Academics are warning of the possible drying of another lake in Ethiopia. One of the rift valley lakes is endangered mostly due to human intervention.
Lake Abiyata is one of the famous water bodies in the country known for being the home of flamingos and algae which is known for its super nutritional values: spirulina. Many other natural benefits can be mentioned here. However, according to academics of Addis Ababa University, the likely death of Lake Abijata is close to becoming a reality and, among other things, they advocate that preservation is the only remedy. One of these academics is Tadesse Fetahi (Ph.D.) who sat down with Birhanu Fikade of The Reporter to talk about dangers facing Lake Abijata. Excerpts:

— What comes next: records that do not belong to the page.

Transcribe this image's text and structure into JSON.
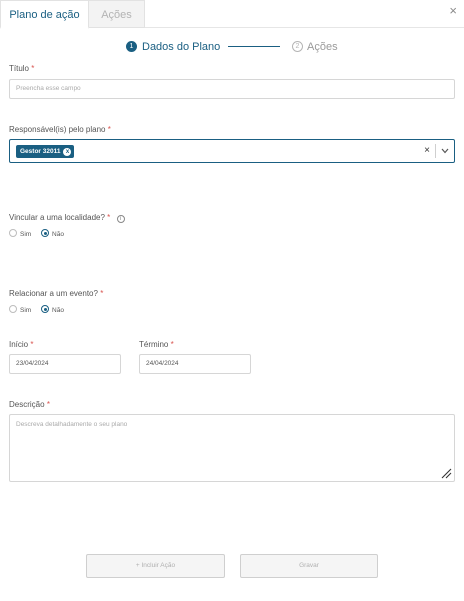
{
  "tabs": [
    {
      "label": "Plano de ação",
      "active": true
    },
    {
      "label": "Ações",
      "active": false
    }
  ],
  "close_label": "×",
  "stepper": {
    "steps": [
      {
        "number": "1",
        "label": "Dados do Plano",
        "active": true
      },
      {
        "number": "2",
        "label": "Ações",
        "active": false
      }
    ]
  },
  "form": {
    "title": {
      "label": "Título",
      "required_mark": "*",
      "placeholder": "Preencha esse campo"
    },
    "responsible": {
      "label": "Responsável(is) pelo plano",
      "required_mark": "*",
      "selected_tag": "Gestor 32011",
      "tag_remove": "x",
      "clear_icon": "×",
      "chevron_icon": "⌄"
    },
    "location": {
      "label": "Vincular a uma localidade?",
      "required_mark": "*",
      "info_icon": "i",
      "options": [
        {
          "label": "Sim",
          "checked": false
        },
        {
          "label": "Não",
          "checked": true
        }
      ]
    },
    "event": {
      "label": "Relacionar a um evento?",
      "required_mark": "*",
      "options": [
        {
          "label": "Sim",
          "checked": false
        },
        {
          "label": "Não",
          "checked": true
        }
      ]
    },
    "start": {
      "label": "Início",
      "required_mark": "*",
      "value": "23/04/2024"
    },
    "end": {
      "label": "Término",
      "required_mark": "*",
      "value": "24/04/2024"
    },
    "description": {
      "label": "Descrição",
      "required_mark": "*",
      "placeholder": "Descreva detalhadamente o seu plano"
    }
  },
  "buttons": {
    "add_action": "+ Incluir Ação",
    "save": "Gravar"
  },
  "colors": {
    "primary": "#1a5f82",
    "required": "#d9534f",
    "border": "#d6d6d6",
    "disabled_bg": "#f5f5f5"
  }
}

The Reporter: Please tell us about yourself and what you do?
Tadesse Fetahi: I work and teach at the Addis Ababa University (AAU) at the College of Natural Sciences under the department of Zoological Sciences. My stream is Fisheries and Aquatic Science. I am a Limnologist - a profession related to aquatic ecology. Professionals in this field work on rivers, lakes, wetlands, ponds etc. In simple terms, they work in land water bodies away from the coasts.
Are you concerned about the fate of Lake Abiyata?
As a professional and an ordinary citizen, I am highly concerned about the fate of Lake Abiyata. Many people are also concerned about it. They have immortal memories of the lake. The beauty of the lake is particularly related to the birds it hosts. It is so magnificent and to add more, the lake is found in one of the national parks of the country: Abiyata-Shalla Lakes National Park. Unfortunately, the lake is dying or it is possible to say it is drying alarmingly. So I am concerned. We do have resources no doubt about that. The question is how we are utilizing them in a sustainable manner. We have the obligation to pass them to the next generation. We need to conserve them.
Before that what exactly is the clear danger facing Lake Abiyata?